Hart’s outburst drew a loud chorus of jeers from the huge crowd – most of who hadn’t seen the Canadian’s push and assumed the bigger man was trying to bully him. Seething with rage through most of the match, Hart never got untracked and Burns was awarded a unanimous decision.
Within months, Burns became the first true "world" heavyweight champion by travelling abroad to successfully defend his crown against challengers in England, Ireland, France and Australia. His 88-second KO of Irish champ Jem Roche to this day remains the quickest end to a heavyweight title bout, and Burns is also the only champion to defend his title twice on the same night, scoring a pair of first-round knockouts over Jim O’Brien and James J. Walker in San Francisco just five weeks after defeating Hart.
Burns successfully defended his crown 13 times, scoring nine knockouts. Butt it’s for his 14th title defense – the one he lost – that the Canadian’s named is forever linked to boxing history. Arriving in Sydney, Australia, in the fall of 1908, he broke with tradition and became the object of international derision by publicly declaring that he would not adhere to the sport’s long-standing "colour line."
"I will defend my title against all comers, none barred," Burns told the astonished Australian press. "By this I mean white, black, Mexican, Indian or any other nationality. I am the champion of the world – not the white, or the Canadian or the American. If I am not the best man in the heavyweight division, I don’t want the title."
It was a fateful proclamation.
Two weeks later, Burns signed to fight top-ranked black American contender Jack Johnson at Rushcutter’s Bay, outside Sydney. On Dec. 26, 1908, in the first inter-racial title fight in the history of the heavyweight division, Johnson was awarded a 14th –round technical knockout.
Though he continued fighting for another 12 years, Burns never got another title shot. Mercilessly ridiculed and shunned for allowing a black man to challenge for the crown, the little Canadian hung up his gloves for good in 1920, ending his career with a record of 48-6-8, with 39 of those victories coming by KO.
In retirement, Burns tried his hand at several business ventures – including a clothing store in Calgary and a tavern in Tacoma, Washington. He also dabbled in promoting and managing other fighters. In his later years he became an ordained minister in California, and while attending a religious conference in Vancouver in 1955, he died of a heart attack just a few weeks short of his 74th birthday.
Ironically, it was only in death that Burns received the acclaim so long denied him. In 1960 he was inducted into the International Boxing Hall of Fame, but it wasn’t until a 1961 Sports Illustrated story revealed he’d been buried in an unmarked grave that a suitable plaque was struck to mark his final resting place.

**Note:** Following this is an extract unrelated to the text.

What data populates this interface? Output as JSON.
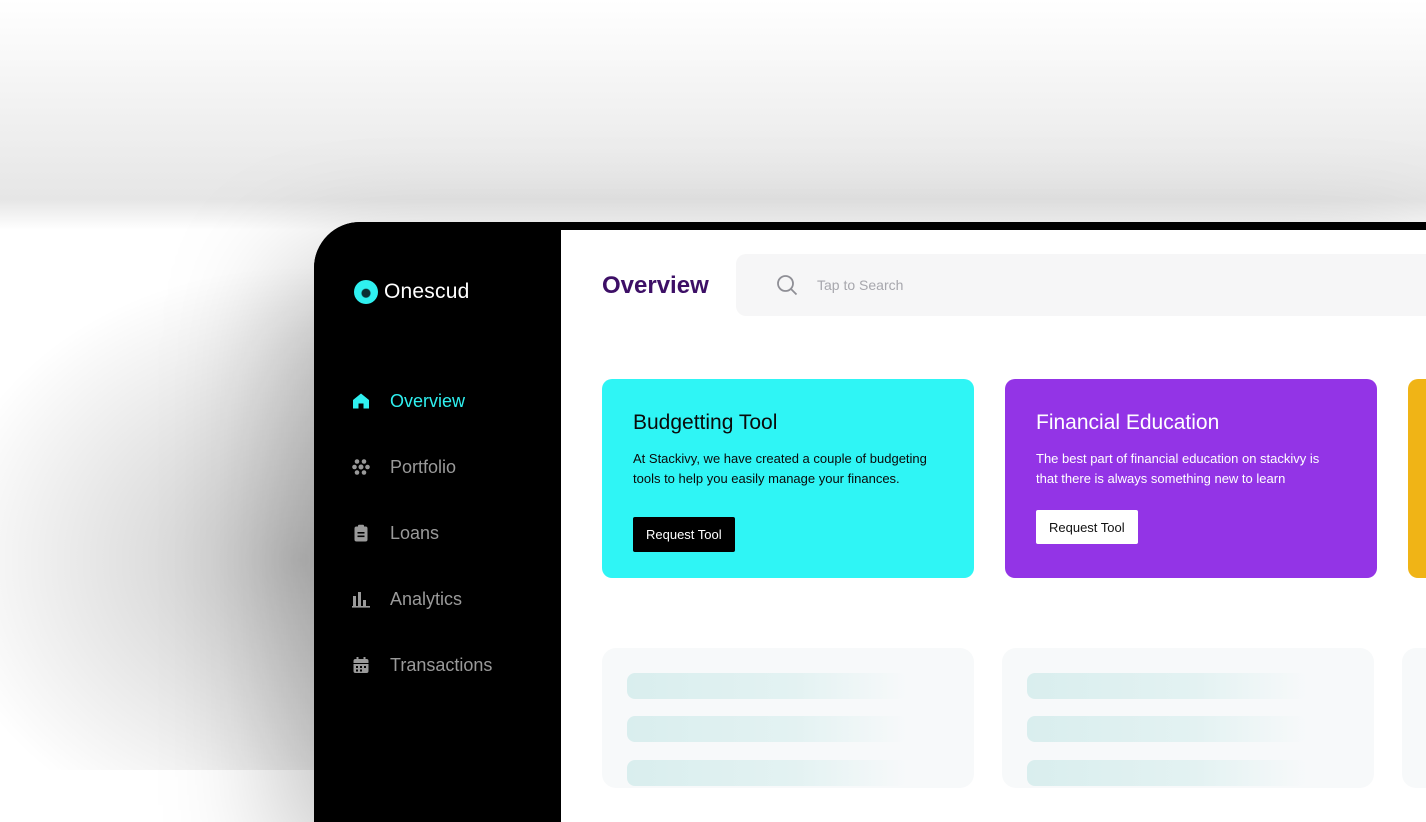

Hockey great Fred (Cyclone) Taylor, who had played lacrosse against Burns when they were teenagers in Ontario, rounded up some old teammates and raised the funds to pay for the modest 28-x-16-inch plaque and its terse inscription.

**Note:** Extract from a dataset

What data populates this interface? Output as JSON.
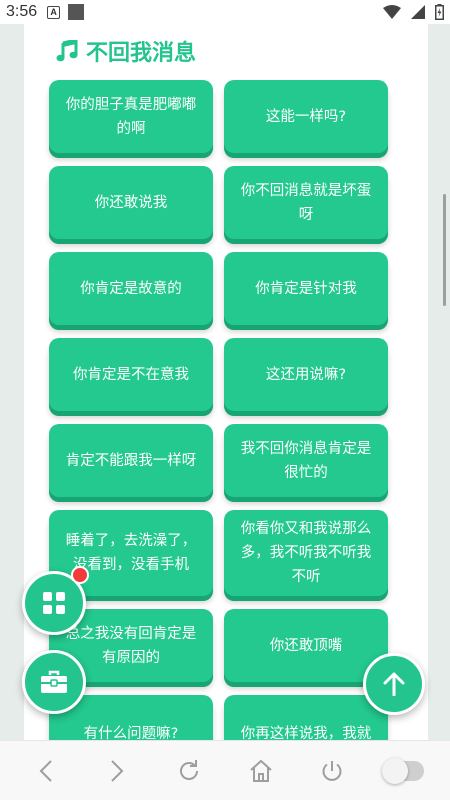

A more fitting epitaph for one of Canada’s true sports heroes might be the following assessment of Burns’s career, penned by Nat Fleischer, found of the The Ring, in 1970: "History shows that Tommy Burns, in addition to breaking the title’s colour barrier, was the first and only champion who was forced to dispose of every claimant, in every land where boxing was followed, before he received international recognition as possessor of the world heavyweight crown."
And it all started 100 years ago today.
For the little man they called the Hercules of Hanover, it was truly a gigantic achievement.